This, in all its basic glory, is Spikeball. It’s neither difficult, nor particularly expensive to play. And for those reasons, the game’s bro-advocates have aspirations of turning Spikeball into the next great American pastime.

Fail So Good

It’s human nature to avoid failure—our bosses often fire us for it, our partners might leave over it and it makes us feel bad about ourselves if we can’t overcome it. But by nearly every measure, failure is a good thing, relatively speaking: It helps us learn from our mistakes, which, over time, makes us better humans.

Andrew Fiouzi spoke to a psychologist, a boxing coach, a urologist and a Mars simulation commander about just how vital screwing things up is in the context of succeeding in life.

Racists, Please Lay Off the Puppers

Why are so many bigots going with dog avatars on Twitter, and what did these fluffy love bugs ever do to them that they’d want the rest of us regular folk to associate Man’s Best Friend with their terrible ideologies?

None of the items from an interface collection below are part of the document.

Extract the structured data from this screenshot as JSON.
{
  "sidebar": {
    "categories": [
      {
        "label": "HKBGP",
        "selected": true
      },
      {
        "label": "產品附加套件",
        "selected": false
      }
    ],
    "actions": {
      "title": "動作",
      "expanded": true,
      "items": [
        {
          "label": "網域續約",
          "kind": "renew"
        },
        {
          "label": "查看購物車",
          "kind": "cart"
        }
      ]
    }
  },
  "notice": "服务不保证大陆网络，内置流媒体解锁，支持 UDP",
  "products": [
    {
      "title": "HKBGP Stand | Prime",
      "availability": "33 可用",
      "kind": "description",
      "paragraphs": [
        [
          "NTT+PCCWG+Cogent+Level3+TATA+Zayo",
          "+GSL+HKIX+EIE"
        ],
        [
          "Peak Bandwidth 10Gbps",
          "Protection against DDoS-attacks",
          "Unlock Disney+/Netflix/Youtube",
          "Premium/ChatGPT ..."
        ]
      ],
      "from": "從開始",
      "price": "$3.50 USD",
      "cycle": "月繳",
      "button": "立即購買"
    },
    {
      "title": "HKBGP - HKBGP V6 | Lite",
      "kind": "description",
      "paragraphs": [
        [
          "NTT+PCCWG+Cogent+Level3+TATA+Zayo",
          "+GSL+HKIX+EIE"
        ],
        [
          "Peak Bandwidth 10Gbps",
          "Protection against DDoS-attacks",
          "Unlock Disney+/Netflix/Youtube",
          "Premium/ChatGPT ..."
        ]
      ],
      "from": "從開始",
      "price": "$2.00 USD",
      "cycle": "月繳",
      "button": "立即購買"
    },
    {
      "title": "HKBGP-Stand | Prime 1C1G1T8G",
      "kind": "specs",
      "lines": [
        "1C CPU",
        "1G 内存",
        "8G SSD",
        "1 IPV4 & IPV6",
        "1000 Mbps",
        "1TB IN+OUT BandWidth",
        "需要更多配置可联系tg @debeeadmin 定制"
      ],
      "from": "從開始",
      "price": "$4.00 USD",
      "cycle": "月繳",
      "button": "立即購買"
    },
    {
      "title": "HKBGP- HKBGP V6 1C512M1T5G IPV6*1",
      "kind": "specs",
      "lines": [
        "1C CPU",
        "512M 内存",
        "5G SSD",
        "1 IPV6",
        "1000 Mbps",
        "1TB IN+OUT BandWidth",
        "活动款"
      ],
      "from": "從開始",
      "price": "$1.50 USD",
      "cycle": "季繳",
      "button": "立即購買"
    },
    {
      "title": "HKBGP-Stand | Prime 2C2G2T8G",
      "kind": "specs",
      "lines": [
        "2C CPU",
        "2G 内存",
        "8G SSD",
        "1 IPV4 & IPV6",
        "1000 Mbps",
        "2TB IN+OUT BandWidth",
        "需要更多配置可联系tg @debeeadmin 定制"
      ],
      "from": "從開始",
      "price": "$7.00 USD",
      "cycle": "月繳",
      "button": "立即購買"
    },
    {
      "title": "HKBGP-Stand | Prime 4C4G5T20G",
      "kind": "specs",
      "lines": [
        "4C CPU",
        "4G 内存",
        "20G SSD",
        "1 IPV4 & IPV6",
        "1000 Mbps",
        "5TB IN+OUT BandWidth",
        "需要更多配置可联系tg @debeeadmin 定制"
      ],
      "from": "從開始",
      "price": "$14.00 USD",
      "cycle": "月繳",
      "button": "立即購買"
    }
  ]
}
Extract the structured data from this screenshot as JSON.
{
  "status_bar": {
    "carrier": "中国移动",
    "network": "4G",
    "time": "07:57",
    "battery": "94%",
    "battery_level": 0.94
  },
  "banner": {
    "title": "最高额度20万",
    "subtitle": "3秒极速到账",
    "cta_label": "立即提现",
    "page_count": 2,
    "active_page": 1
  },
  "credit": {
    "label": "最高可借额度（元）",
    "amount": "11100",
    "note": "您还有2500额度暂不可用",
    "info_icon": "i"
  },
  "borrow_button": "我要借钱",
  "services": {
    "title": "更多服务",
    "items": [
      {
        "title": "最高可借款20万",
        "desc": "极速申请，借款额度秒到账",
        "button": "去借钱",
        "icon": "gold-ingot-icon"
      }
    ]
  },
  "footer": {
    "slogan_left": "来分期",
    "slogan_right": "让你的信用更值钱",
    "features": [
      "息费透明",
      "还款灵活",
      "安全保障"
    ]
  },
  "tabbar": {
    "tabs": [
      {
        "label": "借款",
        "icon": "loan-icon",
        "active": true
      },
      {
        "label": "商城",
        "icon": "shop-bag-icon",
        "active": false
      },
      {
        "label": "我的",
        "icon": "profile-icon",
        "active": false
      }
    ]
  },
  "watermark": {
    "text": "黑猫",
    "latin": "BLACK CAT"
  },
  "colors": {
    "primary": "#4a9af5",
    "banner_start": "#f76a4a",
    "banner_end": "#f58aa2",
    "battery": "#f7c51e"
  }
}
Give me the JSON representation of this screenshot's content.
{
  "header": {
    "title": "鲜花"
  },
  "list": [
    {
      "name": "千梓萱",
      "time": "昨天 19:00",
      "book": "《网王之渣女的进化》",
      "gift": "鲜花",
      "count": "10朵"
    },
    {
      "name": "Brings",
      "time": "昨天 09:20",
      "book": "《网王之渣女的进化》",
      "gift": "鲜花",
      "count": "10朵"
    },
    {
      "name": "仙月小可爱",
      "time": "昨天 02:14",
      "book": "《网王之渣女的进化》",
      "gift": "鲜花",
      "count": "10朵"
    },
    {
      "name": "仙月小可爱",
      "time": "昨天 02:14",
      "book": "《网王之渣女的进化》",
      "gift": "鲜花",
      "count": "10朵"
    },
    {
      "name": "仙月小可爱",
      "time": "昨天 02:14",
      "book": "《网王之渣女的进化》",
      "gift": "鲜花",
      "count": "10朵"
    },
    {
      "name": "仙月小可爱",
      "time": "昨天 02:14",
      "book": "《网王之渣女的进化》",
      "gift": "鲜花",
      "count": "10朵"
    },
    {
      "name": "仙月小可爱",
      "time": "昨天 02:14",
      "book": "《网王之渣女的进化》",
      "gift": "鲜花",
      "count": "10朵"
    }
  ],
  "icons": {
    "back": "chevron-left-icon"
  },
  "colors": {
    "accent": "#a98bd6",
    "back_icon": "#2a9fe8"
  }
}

Ashwin Rodrigues investigates this nasty phenomenon, and the #dogavi hashtag attempting to out them all.

Basic Dad Advice: Home Alone

There comes a time in every parent’s life when your kid quits accepting the reality of his constant supervision and begins asking that you not call the babysitter when you head out for date night. And when that happens—likely between 8 and 10 years old—it can be difficult to decide whether your kids are mature enough to handle being on their own. We asked a professor in human development, a 911 operator and the writer of the Home Alone book for their advice on the right age to leave your child unattended.

FitBit, More Like SickBit

Good joke, huh? But seriously folks, if the internet and *COUGH* WebMDwasn’t bad enough (eyestrain from reading too much MELCANCER), it’s only a matter of time before our tech wearables turn us into even bigger hypochondriacs. For example, the latest and greatest Apple Watch promises to let you know when you’re having heart problems, and can even call EMTs automatically when you fall.

That, however, is just the tip of the iceberg—pretty soon our wearables will be collecting so much information about our health status that it’s almost inevitable that people will begin self-diagnosing.

And you know what that means: CANCER!